Gather all lines with "this" from the records.

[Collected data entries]
::::

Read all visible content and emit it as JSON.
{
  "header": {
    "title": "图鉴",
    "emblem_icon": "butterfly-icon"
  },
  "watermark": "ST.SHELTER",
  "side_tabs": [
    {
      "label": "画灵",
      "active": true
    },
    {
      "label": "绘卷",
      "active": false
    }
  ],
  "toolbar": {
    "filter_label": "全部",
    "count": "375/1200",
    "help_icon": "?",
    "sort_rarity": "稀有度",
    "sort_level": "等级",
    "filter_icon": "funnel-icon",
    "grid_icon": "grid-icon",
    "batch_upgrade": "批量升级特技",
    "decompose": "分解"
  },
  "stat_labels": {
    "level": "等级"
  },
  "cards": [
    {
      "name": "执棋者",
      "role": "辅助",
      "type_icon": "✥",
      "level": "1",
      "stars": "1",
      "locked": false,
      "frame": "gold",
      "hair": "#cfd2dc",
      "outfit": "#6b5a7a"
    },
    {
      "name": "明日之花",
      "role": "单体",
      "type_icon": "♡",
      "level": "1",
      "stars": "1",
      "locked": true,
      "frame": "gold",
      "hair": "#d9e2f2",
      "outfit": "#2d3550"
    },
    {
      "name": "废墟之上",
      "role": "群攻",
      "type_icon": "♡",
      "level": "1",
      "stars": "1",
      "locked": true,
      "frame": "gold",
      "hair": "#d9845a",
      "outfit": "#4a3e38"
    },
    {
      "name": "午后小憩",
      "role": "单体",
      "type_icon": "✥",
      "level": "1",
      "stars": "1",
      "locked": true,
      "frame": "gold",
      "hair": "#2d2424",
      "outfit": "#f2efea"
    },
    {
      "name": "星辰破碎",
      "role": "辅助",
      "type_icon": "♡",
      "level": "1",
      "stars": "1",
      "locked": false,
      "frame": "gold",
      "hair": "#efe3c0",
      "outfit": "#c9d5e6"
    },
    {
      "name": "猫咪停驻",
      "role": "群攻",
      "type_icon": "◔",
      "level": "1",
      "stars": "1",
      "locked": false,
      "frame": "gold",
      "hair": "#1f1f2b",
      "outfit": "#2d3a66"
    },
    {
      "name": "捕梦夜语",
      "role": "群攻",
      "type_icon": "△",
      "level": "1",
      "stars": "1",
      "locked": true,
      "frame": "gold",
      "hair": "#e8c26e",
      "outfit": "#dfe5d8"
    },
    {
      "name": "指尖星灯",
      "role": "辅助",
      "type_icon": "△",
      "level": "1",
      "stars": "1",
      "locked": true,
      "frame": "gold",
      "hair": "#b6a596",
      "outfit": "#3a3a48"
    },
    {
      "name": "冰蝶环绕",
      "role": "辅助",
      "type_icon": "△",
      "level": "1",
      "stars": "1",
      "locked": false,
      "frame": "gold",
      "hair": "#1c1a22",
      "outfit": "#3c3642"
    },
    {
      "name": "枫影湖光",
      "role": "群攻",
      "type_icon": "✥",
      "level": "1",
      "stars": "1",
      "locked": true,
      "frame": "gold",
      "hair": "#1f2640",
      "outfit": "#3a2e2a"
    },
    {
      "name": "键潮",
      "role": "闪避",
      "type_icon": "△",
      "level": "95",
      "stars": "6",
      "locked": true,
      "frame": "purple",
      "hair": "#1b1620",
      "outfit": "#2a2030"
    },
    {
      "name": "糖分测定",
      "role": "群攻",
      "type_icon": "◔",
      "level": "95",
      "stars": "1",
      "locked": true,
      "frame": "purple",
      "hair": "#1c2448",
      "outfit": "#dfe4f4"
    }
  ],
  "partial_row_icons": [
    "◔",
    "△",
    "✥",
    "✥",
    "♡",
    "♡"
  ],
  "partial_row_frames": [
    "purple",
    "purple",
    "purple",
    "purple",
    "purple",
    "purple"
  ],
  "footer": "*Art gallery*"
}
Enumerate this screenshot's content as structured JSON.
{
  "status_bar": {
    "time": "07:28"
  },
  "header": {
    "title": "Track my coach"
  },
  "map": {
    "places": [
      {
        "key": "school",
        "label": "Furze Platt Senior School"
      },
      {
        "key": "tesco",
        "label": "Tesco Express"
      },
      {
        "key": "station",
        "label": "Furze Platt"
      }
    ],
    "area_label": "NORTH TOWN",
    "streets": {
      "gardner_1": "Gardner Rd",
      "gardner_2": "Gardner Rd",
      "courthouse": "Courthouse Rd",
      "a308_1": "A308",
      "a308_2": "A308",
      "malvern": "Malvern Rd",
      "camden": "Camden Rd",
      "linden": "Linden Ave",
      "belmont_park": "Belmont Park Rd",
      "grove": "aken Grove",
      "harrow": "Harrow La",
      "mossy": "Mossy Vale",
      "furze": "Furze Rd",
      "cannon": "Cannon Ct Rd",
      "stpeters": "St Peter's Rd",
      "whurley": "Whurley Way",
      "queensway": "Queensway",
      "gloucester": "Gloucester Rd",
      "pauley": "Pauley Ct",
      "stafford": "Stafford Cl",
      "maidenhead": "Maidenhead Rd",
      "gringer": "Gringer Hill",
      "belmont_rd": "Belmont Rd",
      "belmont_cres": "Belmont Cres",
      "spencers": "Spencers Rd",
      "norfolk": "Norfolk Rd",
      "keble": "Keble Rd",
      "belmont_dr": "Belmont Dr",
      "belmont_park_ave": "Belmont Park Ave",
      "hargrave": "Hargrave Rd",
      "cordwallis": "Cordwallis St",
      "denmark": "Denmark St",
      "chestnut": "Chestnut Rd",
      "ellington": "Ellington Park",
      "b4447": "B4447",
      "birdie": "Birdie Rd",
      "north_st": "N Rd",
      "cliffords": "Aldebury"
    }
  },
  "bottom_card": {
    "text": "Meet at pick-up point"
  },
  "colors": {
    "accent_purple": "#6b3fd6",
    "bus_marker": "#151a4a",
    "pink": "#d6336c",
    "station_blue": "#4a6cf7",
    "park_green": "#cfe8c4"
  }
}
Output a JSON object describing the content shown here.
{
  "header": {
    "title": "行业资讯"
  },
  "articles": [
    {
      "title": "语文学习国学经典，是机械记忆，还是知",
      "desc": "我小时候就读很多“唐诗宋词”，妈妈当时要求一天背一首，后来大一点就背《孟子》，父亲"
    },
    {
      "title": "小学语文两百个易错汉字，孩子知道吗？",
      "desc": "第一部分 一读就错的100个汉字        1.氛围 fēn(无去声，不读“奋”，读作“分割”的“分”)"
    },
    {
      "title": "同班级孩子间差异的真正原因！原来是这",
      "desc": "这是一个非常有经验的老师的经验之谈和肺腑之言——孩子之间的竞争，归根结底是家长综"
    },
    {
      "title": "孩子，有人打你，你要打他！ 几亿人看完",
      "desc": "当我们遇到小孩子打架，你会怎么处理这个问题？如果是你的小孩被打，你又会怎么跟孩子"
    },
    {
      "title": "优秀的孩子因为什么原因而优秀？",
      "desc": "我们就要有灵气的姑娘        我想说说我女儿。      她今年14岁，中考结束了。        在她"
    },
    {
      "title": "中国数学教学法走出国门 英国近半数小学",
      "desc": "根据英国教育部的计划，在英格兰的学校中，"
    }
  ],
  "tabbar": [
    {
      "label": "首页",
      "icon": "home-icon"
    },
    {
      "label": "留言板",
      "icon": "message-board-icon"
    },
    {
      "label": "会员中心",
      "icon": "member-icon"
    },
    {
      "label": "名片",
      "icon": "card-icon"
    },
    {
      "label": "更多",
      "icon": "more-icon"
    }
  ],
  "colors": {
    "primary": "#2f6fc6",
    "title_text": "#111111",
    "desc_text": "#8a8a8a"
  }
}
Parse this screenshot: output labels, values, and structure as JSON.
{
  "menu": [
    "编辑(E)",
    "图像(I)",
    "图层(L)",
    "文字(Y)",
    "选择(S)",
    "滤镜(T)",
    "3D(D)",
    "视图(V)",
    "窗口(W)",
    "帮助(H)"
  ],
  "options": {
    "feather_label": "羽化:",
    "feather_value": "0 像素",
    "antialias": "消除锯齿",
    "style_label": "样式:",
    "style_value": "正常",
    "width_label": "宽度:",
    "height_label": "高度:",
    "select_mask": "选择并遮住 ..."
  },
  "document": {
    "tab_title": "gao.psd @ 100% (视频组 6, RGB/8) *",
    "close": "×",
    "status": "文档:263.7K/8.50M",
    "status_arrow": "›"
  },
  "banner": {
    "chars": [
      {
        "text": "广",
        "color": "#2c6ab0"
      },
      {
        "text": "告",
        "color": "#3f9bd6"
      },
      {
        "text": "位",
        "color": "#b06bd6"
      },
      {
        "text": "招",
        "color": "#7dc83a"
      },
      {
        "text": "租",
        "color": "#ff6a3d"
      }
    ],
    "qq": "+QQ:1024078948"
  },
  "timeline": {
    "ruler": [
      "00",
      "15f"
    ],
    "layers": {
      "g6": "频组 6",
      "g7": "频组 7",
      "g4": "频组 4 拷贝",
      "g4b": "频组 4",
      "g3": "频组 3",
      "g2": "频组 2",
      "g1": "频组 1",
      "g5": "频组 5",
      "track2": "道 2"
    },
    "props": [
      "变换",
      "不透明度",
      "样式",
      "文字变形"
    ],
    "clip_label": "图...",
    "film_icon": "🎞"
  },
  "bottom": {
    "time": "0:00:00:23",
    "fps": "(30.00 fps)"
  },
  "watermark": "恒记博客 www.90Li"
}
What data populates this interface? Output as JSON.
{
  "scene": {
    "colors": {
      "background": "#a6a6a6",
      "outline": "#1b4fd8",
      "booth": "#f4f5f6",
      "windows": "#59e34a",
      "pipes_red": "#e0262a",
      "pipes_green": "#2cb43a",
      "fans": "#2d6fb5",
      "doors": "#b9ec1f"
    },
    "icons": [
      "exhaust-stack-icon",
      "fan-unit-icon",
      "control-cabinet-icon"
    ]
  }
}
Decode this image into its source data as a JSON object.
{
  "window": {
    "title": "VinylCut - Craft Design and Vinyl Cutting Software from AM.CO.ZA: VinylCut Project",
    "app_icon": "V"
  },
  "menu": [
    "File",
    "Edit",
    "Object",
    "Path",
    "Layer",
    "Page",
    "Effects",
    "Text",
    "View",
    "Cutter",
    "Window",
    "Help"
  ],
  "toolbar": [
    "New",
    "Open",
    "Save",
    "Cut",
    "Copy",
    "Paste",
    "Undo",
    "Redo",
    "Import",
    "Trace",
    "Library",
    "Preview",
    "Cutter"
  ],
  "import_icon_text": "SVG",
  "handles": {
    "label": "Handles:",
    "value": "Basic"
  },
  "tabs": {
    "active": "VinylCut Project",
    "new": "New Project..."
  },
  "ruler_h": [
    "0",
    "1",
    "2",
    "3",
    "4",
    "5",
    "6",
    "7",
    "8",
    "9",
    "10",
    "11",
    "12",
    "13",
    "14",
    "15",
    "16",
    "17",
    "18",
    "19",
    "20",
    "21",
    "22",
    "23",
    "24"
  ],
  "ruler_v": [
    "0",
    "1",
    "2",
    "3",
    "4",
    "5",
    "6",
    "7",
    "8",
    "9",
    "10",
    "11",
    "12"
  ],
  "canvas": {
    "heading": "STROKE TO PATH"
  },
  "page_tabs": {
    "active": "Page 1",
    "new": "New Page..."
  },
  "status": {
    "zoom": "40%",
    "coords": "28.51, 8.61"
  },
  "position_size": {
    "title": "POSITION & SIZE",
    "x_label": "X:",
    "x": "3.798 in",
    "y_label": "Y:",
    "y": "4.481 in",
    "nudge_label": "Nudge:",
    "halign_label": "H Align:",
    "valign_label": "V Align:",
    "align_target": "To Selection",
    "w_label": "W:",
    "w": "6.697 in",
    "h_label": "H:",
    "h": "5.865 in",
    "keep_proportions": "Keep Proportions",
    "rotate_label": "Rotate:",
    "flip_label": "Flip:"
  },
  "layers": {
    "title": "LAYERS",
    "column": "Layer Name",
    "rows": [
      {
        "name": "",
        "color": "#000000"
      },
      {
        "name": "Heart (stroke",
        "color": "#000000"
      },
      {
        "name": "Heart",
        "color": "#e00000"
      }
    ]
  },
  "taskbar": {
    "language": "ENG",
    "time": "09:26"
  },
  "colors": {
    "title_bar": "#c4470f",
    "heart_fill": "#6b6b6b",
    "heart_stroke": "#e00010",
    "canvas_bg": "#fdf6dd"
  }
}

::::

--- Response ---
Enumerate this screenshot's content as structured JSON.
Parse this screenshot: output labels, values, and structure as JSON.
What data populates this interface? Output as JSON.
Decode this image into its source data as a JSON object.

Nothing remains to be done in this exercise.